This is the best Belgian Tripel I’ve made to date, and it’s made with 100% Briess 2-row malt, the workhorse of brewing, with a little Belgian aromatic malt. Banana, clove, huge yeast flavor, some body, nice color, very drinkable. It’s still young, but this is delicious. I’m happy to put it alongside my commercial favorites, like Sapient Tripel from Dark Horse. I really like how the 2-row seems to compliment the yeast. The aromatic malt, I think, adds a nice maltiness to the mix. Not a lot, just enough. I’ve always been confused as to what exactly aromatic malt does (supposedly it adds malt aroma). The slight sweetness from the Aromatic malt is also nice, although I would dial that back a few ounces maybe. Also I wouldn’t mind just a little more clean bitterness from Magnum hops, using Saaz only for the flame out hops. Other than that, I wouldn’t change anything. I believe the vitality starter and fermentation might have played a factor in how delicious this is (more on that below).
Astonishingly, I cranked this big beer out in 1 week and was drinking it in 16 days. And I don’t keg. Hot temperature = fast fermentation.
12 lb 2-row
.5 lb Aromatic malt (Dingemans)
2 lb Cane Sugar (added end of boil)
2 oz Saaz (30 minute boil)
1 oz Saaz FO
Monestary Ale Yeast (vitality starter)
Sat. Sept 17th: brewday, began vitality starter 4 hours prior to brewing
Sunday morning: pitched yeast @ 67F
Monday morning: noticed krusen, rose temp to 72F
Tuesday morning: rose temp to 80F

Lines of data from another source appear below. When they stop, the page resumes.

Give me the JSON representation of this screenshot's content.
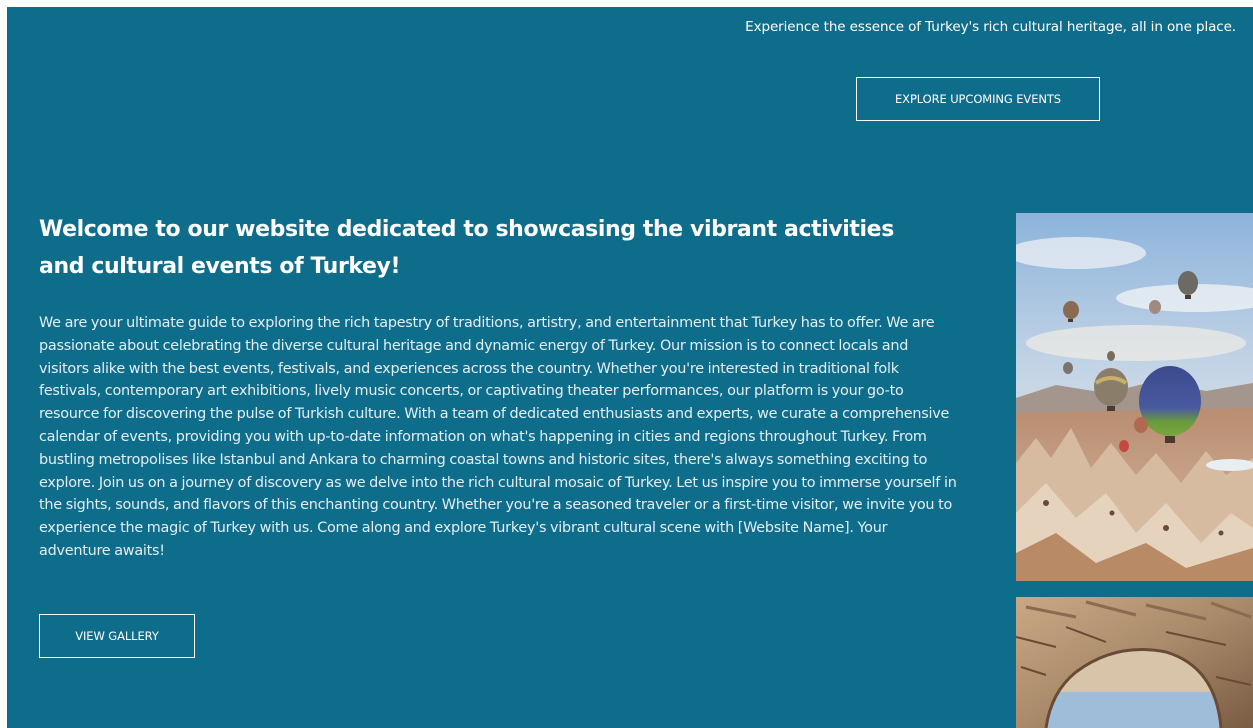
{
  "header": {
    "tagline": "Experience the essence of Turkey's rich cultural heritage, all in one place.",
    "explore_button": "EXPLORE UPCOMING EVENTS"
  },
  "welcome": {
    "title": "Welcome to our website dedicated to showcasing the vibrant activities and cultural events of Turkey!",
    "body": "We are your ultimate guide to exploring the rich tapestry of traditions, artistry, and entertainment that Turkey has to offer. We are passionate about celebrating the diverse cultural heritage and dynamic energy of Turkey. Our mission is to connect locals and visitors alike with the best events, festivals, and experiences across the country. Whether you're interested in traditional folk festivals, contemporary art exhibitions, lively music concerts, or captivating theater performances, our platform is your go-to resource for discovering the pulse of Turkish culture. With a team of dedicated enthusiasts and experts, we curate a comprehensive calendar of events, providing you with up-to-date information on what's happening in cities and regions throughout Turkey. From bustling metropolises like Istanbul and Ankara to charming coastal towns and historic sites, there's always something exciting to explore. Join us on a journey of discovery as we delve into the rich cultural mosaic of Turkey. Let us inspire you to immerse yourself in the sights, sounds, and flavors of this enchanting country. Whether you're a seasoned traveler or a first-time visitor, we invite you to experience the magic of Turkey with us. Come along and explore Turkey's vibrant cultural scene with [Website Name]. Your adventure awaits!",
    "gallery_button": "VIEW GALLERY"
  },
  "colors": {
    "background": "#0f6d8c",
    "text": "#ffffff",
    "body_text": "#e3eef2"
  }
}
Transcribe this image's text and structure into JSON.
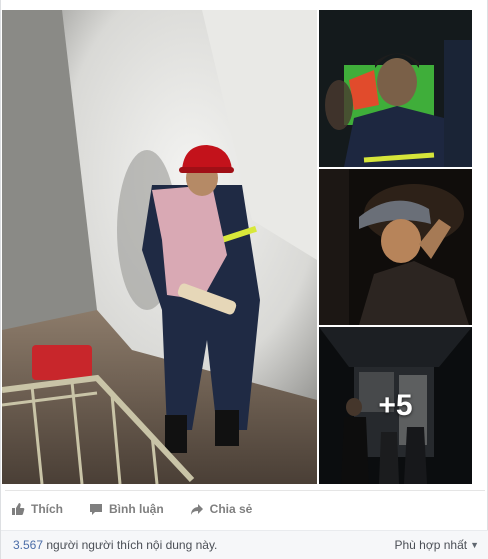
{
  "post": {
    "photos": {
      "more_count": "+5"
    },
    "actions": {
      "like_label": "Thích",
      "comment_label": "Bình luận",
      "share_label": "Chia sẻ"
    },
    "footer": {
      "likes_count": "3.567",
      "likes_text": "người người thích nội dung này.",
      "sort_label": "Phù hợp nhất"
    }
  },
  "icons": {
    "like": "thumbs-up-icon",
    "comment": "speech-bubble-icon",
    "share": "share-arrow-icon",
    "sort": "chevron-down-icon"
  },
  "colors": {
    "link": "#4b6da8",
    "action_text": "#7f7f7f",
    "footer_bg": "#f6f7f9"
  }
}
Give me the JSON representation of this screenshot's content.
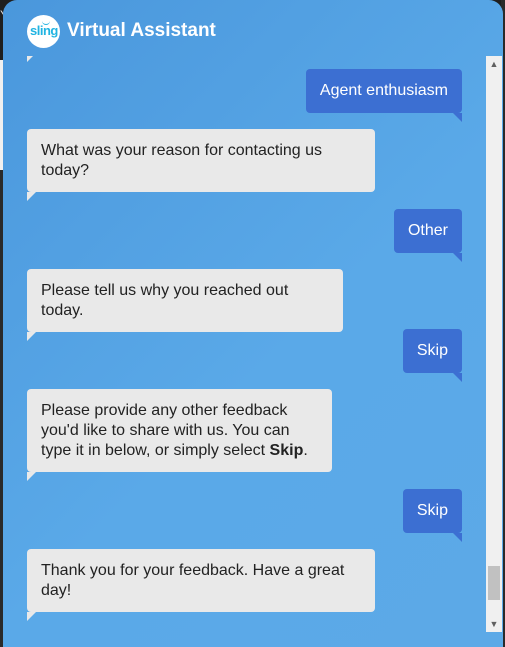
{
  "header": {
    "logo_text": "sling",
    "title": "Virtual Assistant"
  },
  "messages": [
    {
      "sender": "user",
      "text": "Agent enthusiasm"
    },
    {
      "sender": "bot",
      "text": "What was your reason for contacting us today?"
    },
    {
      "sender": "user",
      "text": "Other"
    },
    {
      "sender": "bot",
      "text": "Please tell us why you reached out today."
    },
    {
      "sender": "user",
      "text": "Skip"
    },
    {
      "sender": "bot",
      "text_before": "Please provide any other feedback you'd like to share with us. You can type it in below, or simply select ",
      "text_bold": "Skip",
      "text_after": "."
    },
    {
      "sender": "user",
      "text": "Skip"
    },
    {
      "sender": "bot",
      "text": "Thank you for your feedback. Have a great day!"
    }
  ],
  "scrollbar": {
    "up_arrow_icon": "chevron-up-icon",
    "down_arrow_icon": "chevron-down-icon"
  },
  "colors": {
    "header_bg": "#4a97dc",
    "user_bubble": "#3c6fd2",
    "bot_bubble": "#e9e9e9",
    "logo_accent": "#21b4e2"
  }
}
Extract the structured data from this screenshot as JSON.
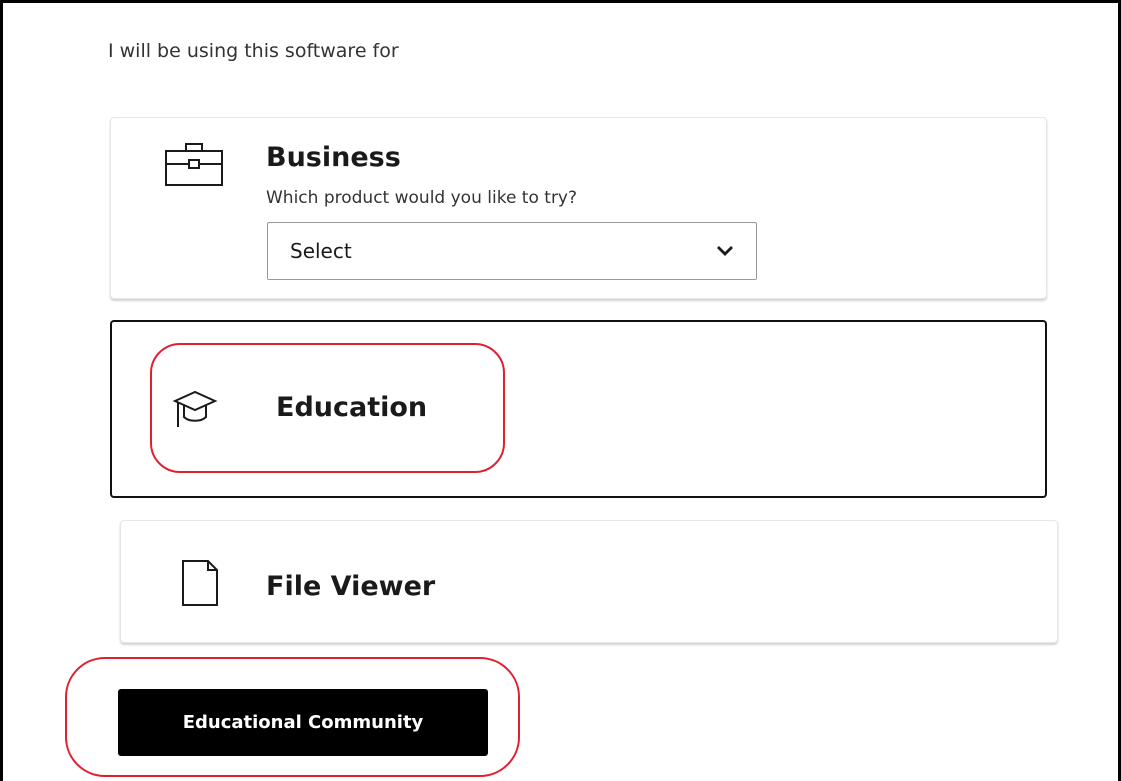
{
  "prompt": "I will be using this software for",
  "options": {
    "business": {
      "title": "Business",
      "question": "Which product would you like to try?",
      "select_value": "Select",
      "icon": "briefcase-icon"
    },
    "education": {
      "title": "Education",
      "icon": "graduation-cap-icon",
      "selected": true
    },
    "file_viewer": {
      "title": "File Viewer",
      "icon": "document-icon"
    }
  },
  "cta": {
    "label": "Educational Community"
  },
  "colors": {
    "highlight": "#e02030",
    "button_bg": "#000000",
    "button_text": "#ffffff",
    "selected_border": "#111111"
  }
}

Tuesday night: noticed krusen had dropped already, rose temp to 85F
Wed. morning: rose to 90F; Wed night, hydrometer says 1.006, probably done fermenting: back down to 72F for ‘diacetyl rest’
Thurs 5pm: cold crashed to 30F
Saturday (a week after brewday): bottled 29 22oz beers
Monday, Oct 3: carbonated, tastes great. 16 days from grain to glass
Vitality Starter and Fermentation
I’m still tinkering around with how to ferment the best Belgian Tripel, and obviously I’m sold on the gradual, hot fermentation method: that’s how the Belgians do it. For this beer, I really cranked up the heat, reaching 90 degrees at one point. I will probably continue with this sort of schedule. My vitality starter, as I explain elsewhere, is a matter of squeezing the liquid yeast into a jar of pre-made wort and letting it wake up for a few hours. Did it help? Who knows. But this is the problem with introducing new techniques to your brewing. You make a good beer, assume it’s because of the new technique, and consequently doomed to reproduce the new technique for the rest of your life. That happens all the time with homebrewing.